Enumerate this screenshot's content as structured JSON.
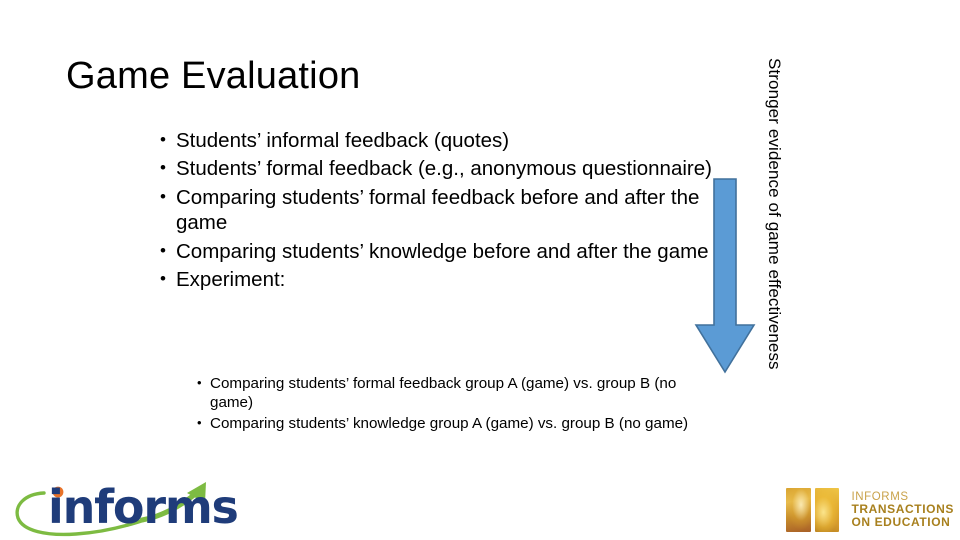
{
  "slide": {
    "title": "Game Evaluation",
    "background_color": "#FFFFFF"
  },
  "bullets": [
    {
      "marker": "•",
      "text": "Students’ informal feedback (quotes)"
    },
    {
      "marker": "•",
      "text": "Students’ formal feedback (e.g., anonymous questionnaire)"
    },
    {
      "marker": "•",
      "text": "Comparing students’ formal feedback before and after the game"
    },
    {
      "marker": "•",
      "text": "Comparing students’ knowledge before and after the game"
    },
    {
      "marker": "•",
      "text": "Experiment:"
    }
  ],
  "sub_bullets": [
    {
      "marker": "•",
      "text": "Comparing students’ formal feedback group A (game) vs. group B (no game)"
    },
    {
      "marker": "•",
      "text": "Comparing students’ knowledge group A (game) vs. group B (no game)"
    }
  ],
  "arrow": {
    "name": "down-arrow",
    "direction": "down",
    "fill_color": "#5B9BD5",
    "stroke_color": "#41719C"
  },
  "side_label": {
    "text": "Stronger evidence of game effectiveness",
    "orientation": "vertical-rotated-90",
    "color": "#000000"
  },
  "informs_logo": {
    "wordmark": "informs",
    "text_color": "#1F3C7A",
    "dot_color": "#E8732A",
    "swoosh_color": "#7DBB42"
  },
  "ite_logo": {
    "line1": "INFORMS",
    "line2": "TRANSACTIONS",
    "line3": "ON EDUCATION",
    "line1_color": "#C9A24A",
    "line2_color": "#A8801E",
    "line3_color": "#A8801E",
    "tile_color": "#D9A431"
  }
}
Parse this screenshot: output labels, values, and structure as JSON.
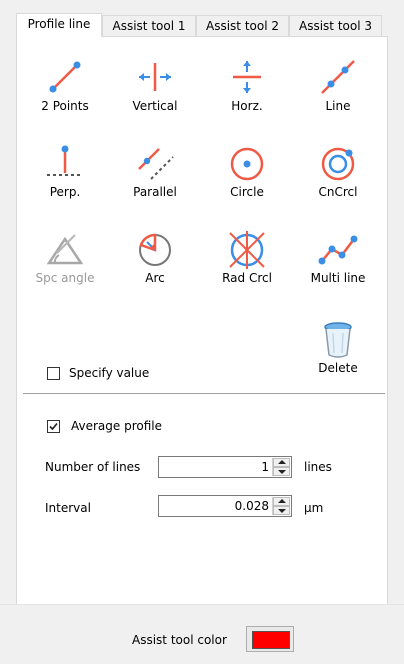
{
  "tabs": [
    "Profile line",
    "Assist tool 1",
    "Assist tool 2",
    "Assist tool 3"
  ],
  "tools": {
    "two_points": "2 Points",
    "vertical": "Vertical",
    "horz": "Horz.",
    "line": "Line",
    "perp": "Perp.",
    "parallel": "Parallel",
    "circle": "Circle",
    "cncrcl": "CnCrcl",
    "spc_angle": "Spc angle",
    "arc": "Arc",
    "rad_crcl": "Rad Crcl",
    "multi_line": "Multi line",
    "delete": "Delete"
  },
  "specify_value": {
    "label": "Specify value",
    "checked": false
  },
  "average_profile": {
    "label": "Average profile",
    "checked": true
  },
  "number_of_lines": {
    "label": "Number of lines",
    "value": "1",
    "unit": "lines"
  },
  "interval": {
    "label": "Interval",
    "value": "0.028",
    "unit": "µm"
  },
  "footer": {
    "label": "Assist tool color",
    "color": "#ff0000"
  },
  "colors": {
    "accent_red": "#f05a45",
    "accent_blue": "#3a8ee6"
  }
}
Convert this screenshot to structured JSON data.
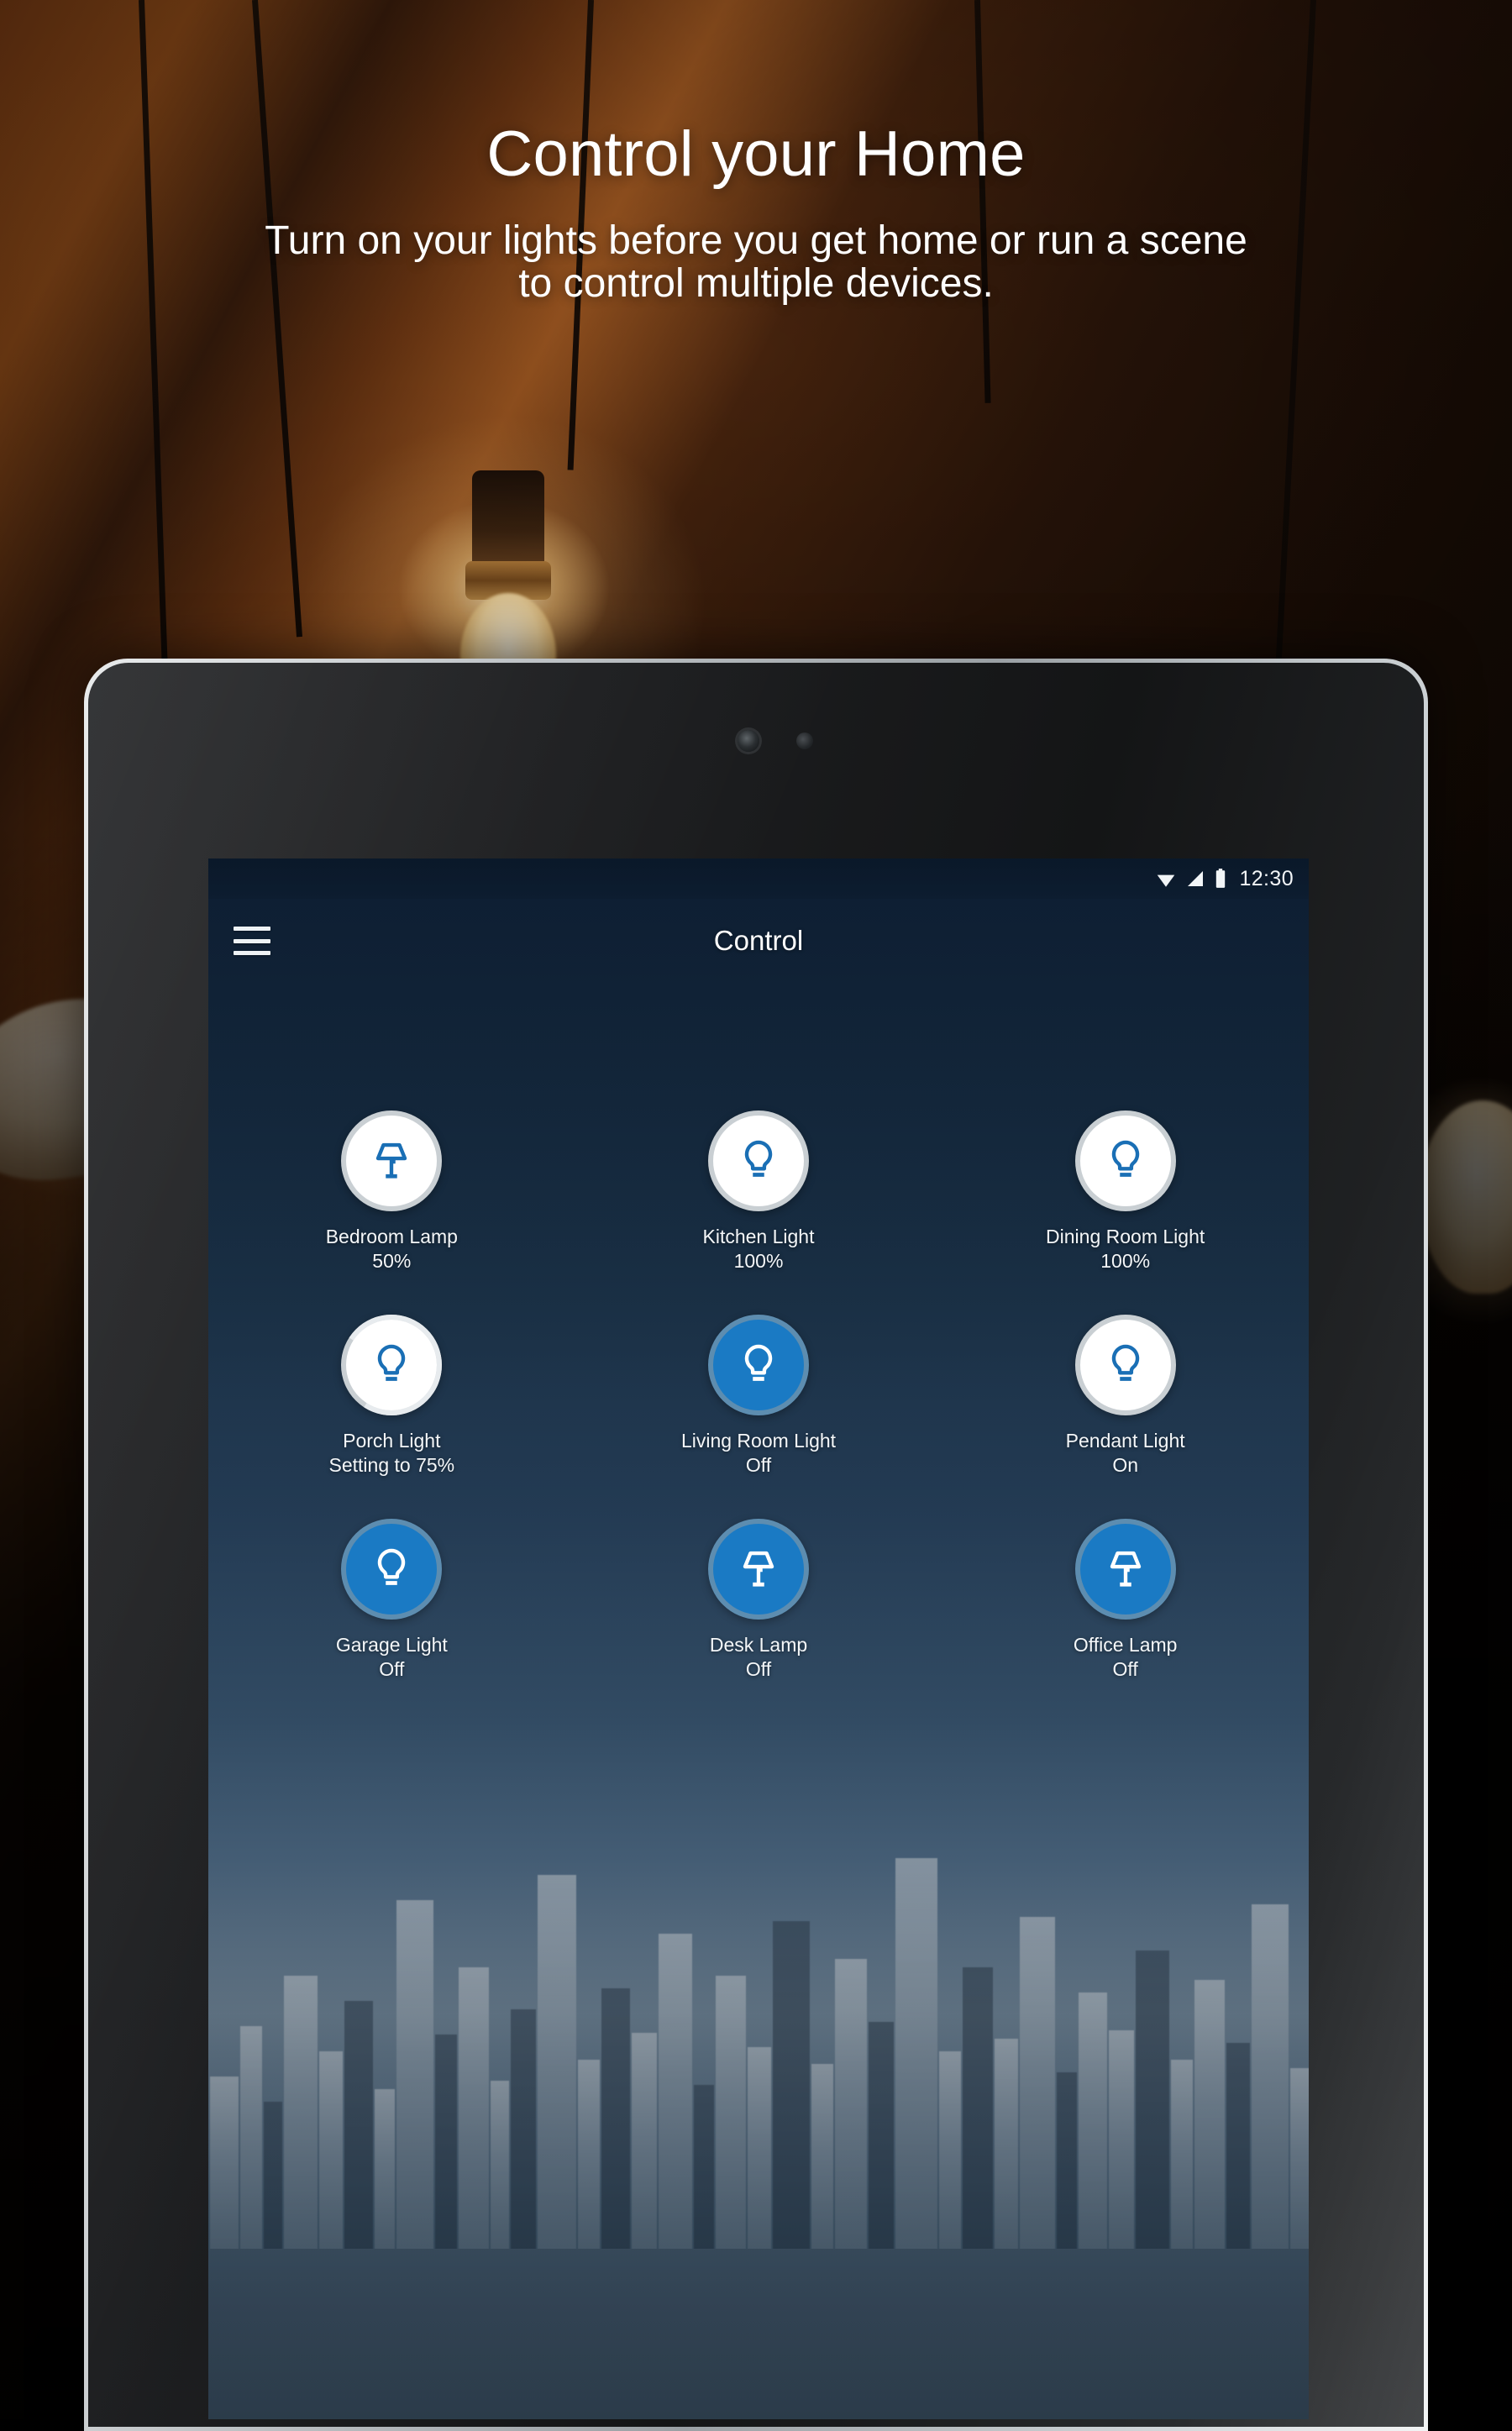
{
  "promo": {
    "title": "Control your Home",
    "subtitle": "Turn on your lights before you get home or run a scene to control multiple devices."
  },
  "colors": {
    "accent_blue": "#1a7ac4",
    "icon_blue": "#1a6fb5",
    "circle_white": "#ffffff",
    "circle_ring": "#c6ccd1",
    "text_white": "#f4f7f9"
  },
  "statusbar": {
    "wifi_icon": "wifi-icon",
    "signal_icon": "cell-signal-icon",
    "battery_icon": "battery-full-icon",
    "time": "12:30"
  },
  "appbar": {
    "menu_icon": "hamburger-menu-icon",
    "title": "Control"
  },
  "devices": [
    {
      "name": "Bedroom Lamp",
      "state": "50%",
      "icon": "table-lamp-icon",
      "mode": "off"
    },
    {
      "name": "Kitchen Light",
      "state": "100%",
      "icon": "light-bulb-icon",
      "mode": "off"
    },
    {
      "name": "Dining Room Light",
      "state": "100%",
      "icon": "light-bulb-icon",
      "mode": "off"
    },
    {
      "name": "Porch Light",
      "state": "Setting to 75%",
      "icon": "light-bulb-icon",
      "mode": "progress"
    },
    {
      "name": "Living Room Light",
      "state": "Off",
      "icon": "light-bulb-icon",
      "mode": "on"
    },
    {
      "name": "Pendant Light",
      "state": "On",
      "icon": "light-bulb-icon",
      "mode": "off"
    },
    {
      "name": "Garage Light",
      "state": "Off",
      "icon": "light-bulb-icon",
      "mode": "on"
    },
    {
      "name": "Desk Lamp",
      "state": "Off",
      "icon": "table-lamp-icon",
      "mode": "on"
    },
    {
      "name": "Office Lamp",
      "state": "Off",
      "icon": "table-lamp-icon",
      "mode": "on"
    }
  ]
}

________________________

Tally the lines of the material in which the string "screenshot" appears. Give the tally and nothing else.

### Task response
3